INPUT RECORDS:

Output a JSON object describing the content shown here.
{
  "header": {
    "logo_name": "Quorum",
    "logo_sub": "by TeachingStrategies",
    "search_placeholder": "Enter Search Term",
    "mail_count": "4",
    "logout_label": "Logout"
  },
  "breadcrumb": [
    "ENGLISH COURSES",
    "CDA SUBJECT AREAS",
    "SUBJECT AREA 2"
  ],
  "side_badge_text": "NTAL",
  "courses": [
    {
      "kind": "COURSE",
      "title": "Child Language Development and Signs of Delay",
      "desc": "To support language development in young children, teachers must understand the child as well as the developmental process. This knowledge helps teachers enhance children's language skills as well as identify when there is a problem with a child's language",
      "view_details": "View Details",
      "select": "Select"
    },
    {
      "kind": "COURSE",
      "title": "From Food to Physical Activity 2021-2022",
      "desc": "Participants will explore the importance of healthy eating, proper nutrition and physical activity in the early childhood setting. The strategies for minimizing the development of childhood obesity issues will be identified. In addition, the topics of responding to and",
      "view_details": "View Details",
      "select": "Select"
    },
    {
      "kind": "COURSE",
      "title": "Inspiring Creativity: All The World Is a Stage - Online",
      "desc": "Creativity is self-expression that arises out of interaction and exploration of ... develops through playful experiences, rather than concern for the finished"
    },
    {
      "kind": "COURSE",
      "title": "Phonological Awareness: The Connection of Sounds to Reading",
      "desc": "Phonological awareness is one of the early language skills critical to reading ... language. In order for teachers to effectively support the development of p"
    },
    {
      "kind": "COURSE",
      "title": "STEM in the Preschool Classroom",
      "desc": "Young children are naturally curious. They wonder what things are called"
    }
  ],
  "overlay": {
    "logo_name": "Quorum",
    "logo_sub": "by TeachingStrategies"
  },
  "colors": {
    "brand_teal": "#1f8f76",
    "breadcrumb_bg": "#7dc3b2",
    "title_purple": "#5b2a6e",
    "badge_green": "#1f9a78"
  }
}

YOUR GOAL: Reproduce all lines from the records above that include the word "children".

TASK RESULT:
      "desc": "To support language development in young children, teachers must understand the child as well as the developmental process. This knowledge helps teachers enhance children's language skills as well as identify when there is a problem with a child's language",
      "desc": "Young children are naturally curious. They wonder what things are called"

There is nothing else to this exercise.